D.C.-area glass and mirror solutions are in sight
Pause and reflect on advice from these three highly rated glass and mirror installers in the Washington, D.C., area.
Nathan Williams, shower door dept. manager
Tara Rinker, president
Tim Sergun, project manager
What types of glass and mirror work do you do?
Nathan Williams: The most common shower glass we use is regular clear glass, which has a kind of green hue to it. We also deal in Starphire glass if a customer wants something ultra clear.
Tara Rinker: We specialize in frameless showers, shower doors, mirrors, tabletops, insulated glass, screens, patio doors and almost anything in glass for your home. We do both installation and repair when possible.
Tim Sergun: For shower enclosures, we use 3/8-and 1/2-inch clear tempered glass. We also have 3/8- and 1/2-inch low iron [ultra clear], acid-etched [frosted], gray and pattern glass.
What is the price range for your work?
Williams: The average day-to-day shower enclosure that we install is typically in the $1,500 neighborhood. It really depends on what the customer wants to do with their bathroom.
Rinker: Anything from a $10 piece of stainless steel glass to thousands of dollars.
Sergun: An average shower enclosure will cost $900 to $1,400 installed.
What should people look for when selecting a company to install or repair glass/mirrors?
Williams: I think people often look at only the price, and do little research into the company itself. A company might outsource their material overseas to get the cheapest option.
Rinker: How long have they been in business? Are they licensed and insured? Do they have a showroom where you can go and see them?
Sergun: Cost-to-value ratio is always important. We will beat any written estimate on the same glass/hardware setup. Don’t forget to ask about lead times, warranty and quality of workmanship.

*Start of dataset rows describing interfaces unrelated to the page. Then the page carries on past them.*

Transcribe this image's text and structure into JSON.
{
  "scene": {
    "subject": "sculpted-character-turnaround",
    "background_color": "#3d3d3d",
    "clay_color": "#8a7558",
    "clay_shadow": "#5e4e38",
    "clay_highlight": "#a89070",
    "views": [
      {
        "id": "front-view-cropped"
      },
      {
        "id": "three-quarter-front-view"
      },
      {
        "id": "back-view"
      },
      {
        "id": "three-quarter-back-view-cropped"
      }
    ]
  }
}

What do customers need to do to prepare for your home visit?
Williams: Make sure the tile is done. Anyplace that the shower will be connected to needs to have the tile in it. Measurements need to be exact and not a guess when the glass is sent to fabrication.
Rinker: If it’s for a frameless shower, the tile work needs to be in. For other items, they just need to know what they want us to measure for a quote.
Sergun: Tile work should be complete and shower curb should be finished before taking measurements, although we don’t mind coming out at earlier stages and helping with your shower enclosure’s layout.